2. Communicate what you want

Communicating your ideas of how you want your space to look and function is essential. ‘Ensuring that your designer is well informed of all your requirements – both aesthetic and practical – is paramount,’ says Tiffany. ‘Some clients have a clear vision of what they hope to achieve, others are looking for more design direction from their interior designer. Whatever the case, clear communication is essential.’

3. Be open to ideas

‘At the start of the process, we hold a design analysis meeting,’ says Tiffany, ‘where we look at reference materials together and build a broad picture of the design concept. After that, we prepare ‘look and feel’ concepts to communicate initial thoughts."  If you want to do some preparation,  sure what you want, 'websites such as Pinterest or Houzz are great tools to kickstart the creative process,’ says Tiffany. ‘Once you have an initial design concept, your interior designer will help you develop it. They will listen to your ideas and pinpoint the key ones.’

4. Decide how you will budget

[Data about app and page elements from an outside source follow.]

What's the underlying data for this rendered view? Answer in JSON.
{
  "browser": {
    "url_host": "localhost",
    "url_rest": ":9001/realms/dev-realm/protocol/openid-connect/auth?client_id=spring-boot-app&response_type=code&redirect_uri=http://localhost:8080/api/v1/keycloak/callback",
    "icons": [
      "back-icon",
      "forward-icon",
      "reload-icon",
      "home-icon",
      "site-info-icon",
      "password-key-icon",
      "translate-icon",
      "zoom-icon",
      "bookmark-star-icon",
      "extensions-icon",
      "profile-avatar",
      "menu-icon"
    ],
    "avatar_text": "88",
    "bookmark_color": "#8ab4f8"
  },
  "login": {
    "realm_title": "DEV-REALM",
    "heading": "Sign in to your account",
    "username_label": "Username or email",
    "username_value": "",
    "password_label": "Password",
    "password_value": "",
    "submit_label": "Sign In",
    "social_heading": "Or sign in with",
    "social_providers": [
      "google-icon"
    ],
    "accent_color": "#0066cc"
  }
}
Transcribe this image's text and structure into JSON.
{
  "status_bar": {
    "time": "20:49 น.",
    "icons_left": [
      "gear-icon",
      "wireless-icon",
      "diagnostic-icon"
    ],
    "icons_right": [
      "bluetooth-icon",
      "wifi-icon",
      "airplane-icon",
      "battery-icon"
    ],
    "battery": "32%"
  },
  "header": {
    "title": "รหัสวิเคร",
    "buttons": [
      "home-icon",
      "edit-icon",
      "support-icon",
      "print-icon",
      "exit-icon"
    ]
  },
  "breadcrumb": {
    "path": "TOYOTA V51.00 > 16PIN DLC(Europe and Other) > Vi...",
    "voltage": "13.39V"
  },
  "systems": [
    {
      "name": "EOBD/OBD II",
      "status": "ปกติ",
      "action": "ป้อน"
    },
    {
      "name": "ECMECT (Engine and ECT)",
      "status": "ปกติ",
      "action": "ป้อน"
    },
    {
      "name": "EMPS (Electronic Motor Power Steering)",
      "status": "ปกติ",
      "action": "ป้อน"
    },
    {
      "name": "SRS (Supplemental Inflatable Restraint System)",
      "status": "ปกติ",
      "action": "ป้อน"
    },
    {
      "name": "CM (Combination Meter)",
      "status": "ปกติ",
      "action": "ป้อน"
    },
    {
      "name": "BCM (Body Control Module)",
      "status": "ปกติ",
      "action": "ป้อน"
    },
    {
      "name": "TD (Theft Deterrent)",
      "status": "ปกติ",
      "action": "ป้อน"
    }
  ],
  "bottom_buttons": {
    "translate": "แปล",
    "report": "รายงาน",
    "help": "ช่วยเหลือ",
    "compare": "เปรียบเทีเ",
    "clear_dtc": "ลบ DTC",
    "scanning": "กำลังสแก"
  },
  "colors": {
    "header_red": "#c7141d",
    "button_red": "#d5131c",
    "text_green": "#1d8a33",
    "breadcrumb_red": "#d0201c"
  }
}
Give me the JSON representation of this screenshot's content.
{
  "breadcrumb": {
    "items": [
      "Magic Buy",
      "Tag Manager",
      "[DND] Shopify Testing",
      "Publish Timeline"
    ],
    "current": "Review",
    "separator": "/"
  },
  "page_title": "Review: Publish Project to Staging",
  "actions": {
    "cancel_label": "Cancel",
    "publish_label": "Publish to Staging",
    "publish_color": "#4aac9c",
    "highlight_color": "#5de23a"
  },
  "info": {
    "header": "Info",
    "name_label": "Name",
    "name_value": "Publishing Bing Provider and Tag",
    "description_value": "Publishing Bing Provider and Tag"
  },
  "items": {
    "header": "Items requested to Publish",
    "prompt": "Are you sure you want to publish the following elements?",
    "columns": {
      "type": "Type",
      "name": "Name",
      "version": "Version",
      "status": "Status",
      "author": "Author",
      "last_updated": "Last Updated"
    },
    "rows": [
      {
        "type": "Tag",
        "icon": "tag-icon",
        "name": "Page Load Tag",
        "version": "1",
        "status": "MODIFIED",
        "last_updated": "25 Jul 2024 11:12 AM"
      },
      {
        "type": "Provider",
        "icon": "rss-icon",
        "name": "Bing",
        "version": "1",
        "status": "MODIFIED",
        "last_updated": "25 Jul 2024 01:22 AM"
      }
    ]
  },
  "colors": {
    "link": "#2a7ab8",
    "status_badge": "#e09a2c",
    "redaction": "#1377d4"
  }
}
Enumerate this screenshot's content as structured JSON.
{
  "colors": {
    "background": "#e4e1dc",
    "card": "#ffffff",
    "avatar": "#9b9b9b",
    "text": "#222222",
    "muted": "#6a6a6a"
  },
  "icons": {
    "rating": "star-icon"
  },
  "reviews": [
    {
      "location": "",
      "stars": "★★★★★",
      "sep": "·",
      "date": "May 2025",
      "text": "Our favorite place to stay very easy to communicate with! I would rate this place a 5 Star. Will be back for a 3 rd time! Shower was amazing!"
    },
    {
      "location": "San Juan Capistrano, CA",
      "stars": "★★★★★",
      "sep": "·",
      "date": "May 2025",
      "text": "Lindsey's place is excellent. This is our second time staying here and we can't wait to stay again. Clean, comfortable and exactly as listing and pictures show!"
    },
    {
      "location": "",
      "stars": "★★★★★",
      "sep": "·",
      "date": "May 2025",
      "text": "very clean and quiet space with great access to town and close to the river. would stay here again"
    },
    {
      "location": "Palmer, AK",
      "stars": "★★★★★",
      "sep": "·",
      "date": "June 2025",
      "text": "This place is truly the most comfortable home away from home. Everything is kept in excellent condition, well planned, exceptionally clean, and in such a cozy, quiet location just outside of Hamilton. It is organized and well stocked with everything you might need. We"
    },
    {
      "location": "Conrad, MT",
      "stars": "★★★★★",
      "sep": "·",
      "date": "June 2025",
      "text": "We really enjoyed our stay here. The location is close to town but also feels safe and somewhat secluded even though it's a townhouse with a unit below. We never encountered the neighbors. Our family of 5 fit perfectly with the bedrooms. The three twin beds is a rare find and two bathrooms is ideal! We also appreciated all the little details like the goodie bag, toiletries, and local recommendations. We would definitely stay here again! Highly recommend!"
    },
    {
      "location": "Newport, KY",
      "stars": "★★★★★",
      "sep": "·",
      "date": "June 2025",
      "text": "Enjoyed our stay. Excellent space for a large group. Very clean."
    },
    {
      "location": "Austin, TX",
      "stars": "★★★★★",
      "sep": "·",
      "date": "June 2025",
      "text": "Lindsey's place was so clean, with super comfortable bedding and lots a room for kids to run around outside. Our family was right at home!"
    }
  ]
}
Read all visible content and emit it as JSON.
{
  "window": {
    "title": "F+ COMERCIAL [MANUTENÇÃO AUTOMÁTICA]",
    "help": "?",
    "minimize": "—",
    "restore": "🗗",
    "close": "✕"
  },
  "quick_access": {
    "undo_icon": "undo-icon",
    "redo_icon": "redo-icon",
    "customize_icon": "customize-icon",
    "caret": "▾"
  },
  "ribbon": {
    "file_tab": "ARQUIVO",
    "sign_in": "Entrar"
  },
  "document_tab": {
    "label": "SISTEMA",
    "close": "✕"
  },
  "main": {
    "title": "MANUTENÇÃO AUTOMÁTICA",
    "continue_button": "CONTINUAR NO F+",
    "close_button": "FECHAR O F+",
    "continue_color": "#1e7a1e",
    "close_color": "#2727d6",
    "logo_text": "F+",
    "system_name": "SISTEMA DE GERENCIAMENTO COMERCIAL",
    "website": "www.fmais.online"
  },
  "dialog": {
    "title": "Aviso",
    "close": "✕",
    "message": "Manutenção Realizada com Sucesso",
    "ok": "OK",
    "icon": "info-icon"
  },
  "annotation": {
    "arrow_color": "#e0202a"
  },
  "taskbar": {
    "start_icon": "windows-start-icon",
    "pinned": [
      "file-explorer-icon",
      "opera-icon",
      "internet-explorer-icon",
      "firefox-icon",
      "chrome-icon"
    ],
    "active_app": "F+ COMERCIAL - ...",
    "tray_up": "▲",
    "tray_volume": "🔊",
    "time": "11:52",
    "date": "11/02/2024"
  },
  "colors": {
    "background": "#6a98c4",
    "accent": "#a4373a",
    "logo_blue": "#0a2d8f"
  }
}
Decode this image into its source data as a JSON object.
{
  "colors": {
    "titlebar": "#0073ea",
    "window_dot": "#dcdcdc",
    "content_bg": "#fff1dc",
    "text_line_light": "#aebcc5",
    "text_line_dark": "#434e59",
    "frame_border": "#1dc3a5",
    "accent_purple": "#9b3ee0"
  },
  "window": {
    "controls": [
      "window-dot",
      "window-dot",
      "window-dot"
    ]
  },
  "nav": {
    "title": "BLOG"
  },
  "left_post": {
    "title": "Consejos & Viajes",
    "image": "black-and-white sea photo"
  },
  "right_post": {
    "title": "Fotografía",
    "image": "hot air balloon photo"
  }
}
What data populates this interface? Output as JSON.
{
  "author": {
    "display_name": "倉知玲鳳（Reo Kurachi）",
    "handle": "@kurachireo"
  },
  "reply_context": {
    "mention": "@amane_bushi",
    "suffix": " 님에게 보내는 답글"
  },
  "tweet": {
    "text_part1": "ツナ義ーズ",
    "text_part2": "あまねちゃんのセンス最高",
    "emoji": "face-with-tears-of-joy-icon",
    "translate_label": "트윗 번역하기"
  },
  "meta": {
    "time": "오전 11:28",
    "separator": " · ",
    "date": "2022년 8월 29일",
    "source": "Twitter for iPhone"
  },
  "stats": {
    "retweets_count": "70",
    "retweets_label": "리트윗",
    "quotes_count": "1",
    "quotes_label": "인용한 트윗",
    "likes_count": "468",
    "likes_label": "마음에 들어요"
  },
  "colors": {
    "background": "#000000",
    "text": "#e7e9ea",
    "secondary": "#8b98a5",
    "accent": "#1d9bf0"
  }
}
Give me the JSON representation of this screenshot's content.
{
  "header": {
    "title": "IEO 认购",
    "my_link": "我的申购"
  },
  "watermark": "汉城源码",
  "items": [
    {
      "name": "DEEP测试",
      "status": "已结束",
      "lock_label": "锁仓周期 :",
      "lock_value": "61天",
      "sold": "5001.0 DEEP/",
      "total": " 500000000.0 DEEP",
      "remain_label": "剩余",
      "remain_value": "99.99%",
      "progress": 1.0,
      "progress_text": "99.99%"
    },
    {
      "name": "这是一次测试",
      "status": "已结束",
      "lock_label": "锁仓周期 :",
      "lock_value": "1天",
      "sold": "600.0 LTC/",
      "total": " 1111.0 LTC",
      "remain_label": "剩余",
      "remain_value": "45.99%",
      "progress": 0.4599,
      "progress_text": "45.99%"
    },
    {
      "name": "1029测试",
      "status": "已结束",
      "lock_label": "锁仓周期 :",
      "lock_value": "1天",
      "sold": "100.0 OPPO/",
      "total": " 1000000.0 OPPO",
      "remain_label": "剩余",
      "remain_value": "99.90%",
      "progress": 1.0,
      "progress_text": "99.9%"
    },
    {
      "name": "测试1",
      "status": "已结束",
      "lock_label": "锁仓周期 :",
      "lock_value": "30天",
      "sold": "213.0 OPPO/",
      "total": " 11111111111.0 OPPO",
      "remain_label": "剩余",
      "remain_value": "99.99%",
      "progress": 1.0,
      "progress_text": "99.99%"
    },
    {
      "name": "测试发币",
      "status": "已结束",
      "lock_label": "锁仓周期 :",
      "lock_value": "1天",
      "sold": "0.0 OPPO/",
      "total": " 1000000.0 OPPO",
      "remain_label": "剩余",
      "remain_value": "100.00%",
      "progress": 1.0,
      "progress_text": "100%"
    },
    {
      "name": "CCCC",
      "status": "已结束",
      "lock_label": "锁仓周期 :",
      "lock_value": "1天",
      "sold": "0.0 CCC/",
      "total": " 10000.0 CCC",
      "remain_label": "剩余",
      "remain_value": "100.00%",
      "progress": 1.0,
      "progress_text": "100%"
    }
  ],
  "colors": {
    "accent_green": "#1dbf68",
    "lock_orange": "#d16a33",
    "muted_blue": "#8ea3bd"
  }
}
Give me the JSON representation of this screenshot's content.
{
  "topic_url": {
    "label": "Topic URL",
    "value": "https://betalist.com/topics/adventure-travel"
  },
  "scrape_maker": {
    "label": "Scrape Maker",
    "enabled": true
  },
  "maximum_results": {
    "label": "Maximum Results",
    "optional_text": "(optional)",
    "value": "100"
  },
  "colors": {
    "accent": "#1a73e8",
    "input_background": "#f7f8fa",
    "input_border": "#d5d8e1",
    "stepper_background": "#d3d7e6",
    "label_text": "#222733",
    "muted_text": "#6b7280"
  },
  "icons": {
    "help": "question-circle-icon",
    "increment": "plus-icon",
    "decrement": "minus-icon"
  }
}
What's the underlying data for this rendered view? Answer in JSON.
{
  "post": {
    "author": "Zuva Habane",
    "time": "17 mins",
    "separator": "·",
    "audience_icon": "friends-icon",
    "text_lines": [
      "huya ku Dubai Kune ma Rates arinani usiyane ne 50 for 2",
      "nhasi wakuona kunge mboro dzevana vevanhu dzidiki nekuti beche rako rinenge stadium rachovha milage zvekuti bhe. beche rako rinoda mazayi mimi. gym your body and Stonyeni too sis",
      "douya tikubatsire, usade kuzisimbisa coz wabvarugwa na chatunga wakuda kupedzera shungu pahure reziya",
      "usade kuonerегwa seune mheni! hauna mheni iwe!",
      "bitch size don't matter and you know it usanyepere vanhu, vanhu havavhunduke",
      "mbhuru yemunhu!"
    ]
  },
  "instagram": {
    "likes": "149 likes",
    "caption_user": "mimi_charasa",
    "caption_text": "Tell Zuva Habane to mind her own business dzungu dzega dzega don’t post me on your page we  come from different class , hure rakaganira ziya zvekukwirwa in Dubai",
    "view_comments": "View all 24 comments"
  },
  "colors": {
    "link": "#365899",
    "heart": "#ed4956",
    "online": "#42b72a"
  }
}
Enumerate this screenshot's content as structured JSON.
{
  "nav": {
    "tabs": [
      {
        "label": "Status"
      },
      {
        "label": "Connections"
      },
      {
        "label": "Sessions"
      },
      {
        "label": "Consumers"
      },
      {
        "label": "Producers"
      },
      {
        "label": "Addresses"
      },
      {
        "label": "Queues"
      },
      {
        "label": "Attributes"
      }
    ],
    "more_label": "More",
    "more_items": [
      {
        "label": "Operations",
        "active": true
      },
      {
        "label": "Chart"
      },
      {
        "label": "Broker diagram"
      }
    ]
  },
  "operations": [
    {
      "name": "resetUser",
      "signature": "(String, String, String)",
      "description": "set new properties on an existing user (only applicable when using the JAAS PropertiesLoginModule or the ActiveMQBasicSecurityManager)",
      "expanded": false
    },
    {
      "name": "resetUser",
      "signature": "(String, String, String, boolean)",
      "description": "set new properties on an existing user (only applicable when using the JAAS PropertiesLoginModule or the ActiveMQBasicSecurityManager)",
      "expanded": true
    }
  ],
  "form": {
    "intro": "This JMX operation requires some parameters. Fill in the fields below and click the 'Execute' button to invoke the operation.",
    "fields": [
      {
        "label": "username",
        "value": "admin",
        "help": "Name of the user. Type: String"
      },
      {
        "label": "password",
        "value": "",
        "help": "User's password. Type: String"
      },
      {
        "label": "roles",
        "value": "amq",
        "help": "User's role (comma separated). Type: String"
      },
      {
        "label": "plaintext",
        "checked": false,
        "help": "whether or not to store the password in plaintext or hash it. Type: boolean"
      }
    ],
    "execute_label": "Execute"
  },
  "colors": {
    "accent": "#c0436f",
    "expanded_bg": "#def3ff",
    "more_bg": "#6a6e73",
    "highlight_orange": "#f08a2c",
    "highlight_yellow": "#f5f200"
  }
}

Tiffany says that there are two ways of approaching your budget. The first is to give your designer your total budget figure, tell them your priorities, then allow them to prepare a specification that fits. ‘This way,’ she says, ‘you will stick to your budget although you may not be able to achieve everything you would, ideally, want.’

The other option is to prioritise your scope of works over budget restrictions. This means giving your designer the go-ahead to design appropriate solutions to your brief, and provide designs and costs as requested. ‘In this case, you will achieve everything you set out to, but the budget needs to have some flexibility,’ says Tiffany.

Kitchen in the South of France designed by Studio Duggan

5. Make informed choices

The choice of furniture and fittings available can be overwhelming. Fortunately, your designer will be help you navigate your way through. ‘We ask our clients about their comfort and style preferences,’ says Tiffany. ‘We also consider who will use the space (kids, pets etc) and how they will use it. Then we can make informed decisions on their behalf. We present detailed specifications for approval, so they can check all aspects of our bespoke furniture before orders are sent to the workshop.’

6. Give feedback to your designer

Your designer will give you plenty of opportunity to voice your opinion about your project, so take advantage of it.  'Getting client feedback at the ideas and design stages is key to ensuring our work is efficient and targeted.’ Try to give your feedback promptly to keep the momentum of the project going. 

7. Be realistic about your ideas

It can be easy to get carried away with different interior schemes without being fully aware of the cost implications. Your designer will help you keep things in check. ‘It all comes down to communication,’ says Tiffany. ‘We try to provide solutions for any client request, but sometimes these can be more costly than clients are expecting. If so, we will offer a viable alternative.’

8. Reveal (almost) everything

Your designer needs to know as much about your taste and style as you are happy to reveal. ‘The most helpful thing a client can do,’ says Tiffany, ‘is to give us as much information as possible about their likes/dislikes and requirements from the outset. After this, trust and an open mind goes a long way.’

9. Be aware of the timeline

Although you don’t need to police the work (your designer will do that), keep dates in mind as the work progresses and keep all parties informed of changes which will affect the schedule. ‘We issue the contractor with a schedule of dates for them to fill out at the start of the project,’ says Tiffany. ‘Then we know when items are required on site, and don’t run the risk of delaying the project. Internally, we schedule our time to coordinate with the contractor’s completion of works so that we are ready to dress, furnish and style the house as soon as building work is complete.’

10. Enjoy the process

Little is as pleasing as watching your house become the home you have always dreamt of. Take time out during the process to savour the changes and enjoy the transformation.

Next time: Attention to detail and the importance of good joinery